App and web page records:
----

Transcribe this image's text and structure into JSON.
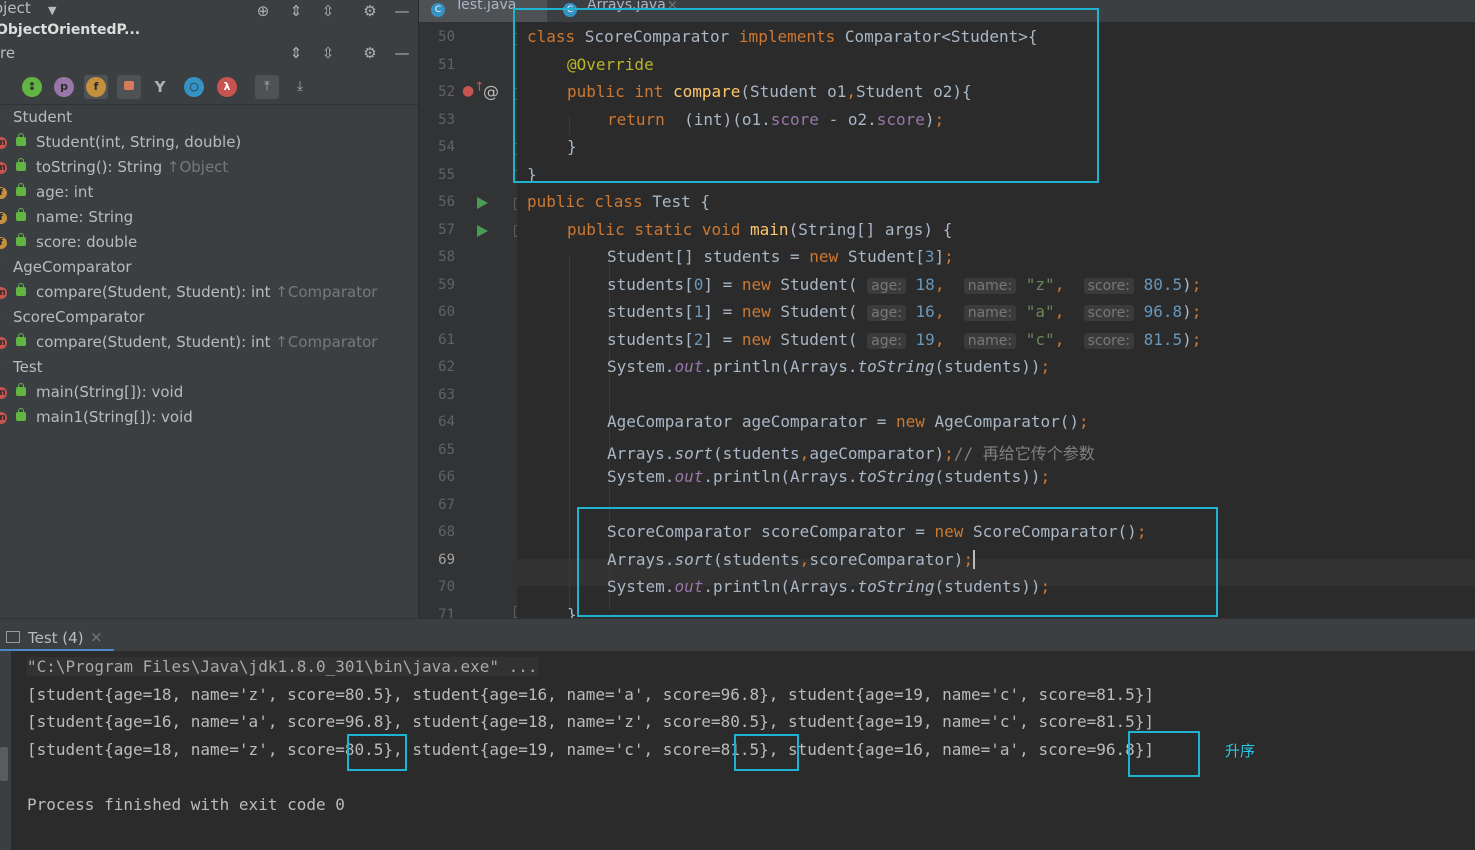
{
  "left_panel": {
    "header_title": "oject",
    "header_subtitle": "ObjectOrientedP...",
    "structure_title": "re",
    "tree": [
      {
        "label": "Student",
        "suffix": "",
        "kind": "class"
      },
      {
        "label": "Student(int, String, double)",
        "suffix": "",
        "kind": "method"
      },
      {
        "label": "toString(): String ",
        "suffix": "↑Object",
        "kind": "method"
      },
      {
        "label": "age: int",
        "suffix": "",
        "kind": "field"
      },
      {
        "label": "name: String",
        "suffix": "",
        "kind": "field"
      },
      {
        "label": "score: double",
        "suffix": "",
        "kind": "field"
      },
      {
        "label": "AgeComparator",
        "suffix": "",
        "kind": "class"
      },
      {
        "label": "compare(Student, Student): int ",
        "suffix": "↑Comparator",
        "kind": "method"
      },
      {
        "label": "ScoreComparator",
        "suffix": "",
        "kind": "class"
      },
      {
        "label": "compare(Student, Student): int ",
        "suffix": "↑Comparator",
        "kind": "method"
      },
      {
        "label": "Test",
        "suffix": "",
        "kind": "class"
      },
      {
        "label": "main(String[]): void",
        "suffix": "",
        "kind": "method"
      },
      {
        "label": "main1(String[]): void",
        "suffix": "",
        "kind": "method"
      }
    ],
    "filter_icons": [
      "sort-icon",
      "show-properties-icon",
      "show-fields-icon",
      "show-nonpublic-icon",
      "inherited-icon",
      "anonymous-icon",
      "lambda-icon",
      "expand-icon",
      "collapse-icon"
    ]
  },
  "tabs": [
    {
      "label": "Test.java",
      "active": true
    },
    {
      "label": "Arrays.java",
      "active": false
    }
  ],
  "editor": {
    "line_numbers": [
      "50",
      "51",
      "52",
      "53",
      "54",
      "55",
      "56",
      "57",
      "58",
      "59",
      "60",
      "61",
      "62",
      "63",
      "64",
      "65",
      "66",
      "67",
      "68",
      "69",
      "70",
      "71"
    ],
    "current_line": "69",
    "hints": {
      "age": "age:",
      "name": "name:",
      "score": "score:"
    },
    "strings": {
      "l50_kw": "class ",
      "l50_name": "ScoreComparator ",
      "l50_kw2": "implements ",
      "l50_rest": "Comparator<Student>{",
      "l51_ann": "@Override",
      "l52_kw": "public int ",
      "l52_fn": "compare",
      "l52_a": "(Student o1",
      "l52_comma": ",",
      "l52_b": "Student o2){",
      "l53_kw": "return  ",
      "l53_a": "(int)(o1.",
      "l53_f1": "score",
      "l53_b": " - o2.",
      "l53_f2": "score",
      "l53_c": ")",
      "l53_semi": ";",
      "l54": "}",
      "l55": "}",
      "l56_kw": "public class ",
      "l56_rest": "Test {",
      "l57_kw": "public static void ",
      "l57_fn": "main",
      "l57_rest": "(String[] args) {",
      "l58_a": "Student[] students = ",
      "l58_kw": "new ",
      "l58_b": "Student[",
      "l58_num": "3",
      "l58_c": "]",
      "l58_semi": ";",
      "l59_a": "students[",
      "l59_idx": "0",
      "l59_b": "] = ",
      "l59_kw": "new ",
      "l59_c": "Student(",
      "l59_age": "18",
      "l59_name": "\"z\"",
      "l59_score": "80.5",
      "l60_a": "students[",
      "l60_idx": "1",
      "l60_b": "] = ",
      "l60_kw": "new ",
      "l60_c": "Student(",
      "l60_age": "16",
      "l60_name": "\"a\"",
      "l60_score": "96.8",
      "l61_a": "students[",
      "l61_idx": "2",
      "l61_b": "] = ",
      "l61_kw": "new ",
      "l61_c": "Student(",
      "l61_age": "19",
      "l61_name": "\"c\"",
      "l61_score": "81.5",
      "comma": ", ",
      "close": ")",
      "semi": ";",
      "sys_a": "System.",
      "sys_out": "out",
      "sys_b": ".println(Arrays.",
      "sys_ts": "toString",
      "sys_c": "(students))",
      "l64_a": "AgeComparator ageComparator = ",
      "l64_kw": "new ",
      "l64_b": "AgeComparator()",
      "l65_a": "Arrays.",
      "l65_sort": "sort",
      "l65_b": "(students",
      "l65_comma": ",",
      "l65_c": "ageComparator)",
      "l65_cmt": "// 再给它传个参数",
      "l68_a": "ScoreComparator scoreComparator = ",
      "l68_kw": "new ",
      "l68_b": "ScoreComparator()",
      "l69_a": "Arrays.",
      "l69_sort": "sort",
      "l69_b": "(students",
      "l69_comma": ",",
      "l69_c": "scoreComparator)",
      "l71": "}"
    }
  },
  "run_panel": {
    "tab_label": "Test (4)",
    "command": "\"C:\\Program Files\\Java\\jdk1.8.0_301\\bin\\java.exe\" ...",
    "output": [
      "[student{age=18, name='z', score=80.5}, student{age=16, name='a', score=96.8}, student{age=19, name='c', score=81.5}]",
      "[student{age=16, name='a', score=96.8}, student{age=18, name='z', score=80.5}, student{age=19, name='c', score=81.5}]",
      "[student{age=18, name='z', score=80.5}, student{age=19, name='c', score=81.5}, student{age=16, name='a', score=96.8}]"
    ],
    "exit": "Process finished with exit code 0",
    "annotation": "升序"
  },
  "colors": {
    "highlight": "#1fb3d2",
    "keyword": "#cc7832",
    "number": "#6897bb",
    "string": "#6a8759"
  }
}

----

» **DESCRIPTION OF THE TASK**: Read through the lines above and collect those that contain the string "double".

» **SOLVED PROBLEM**:
        "label": "Student(int, String, double)",
        "label": "score: double",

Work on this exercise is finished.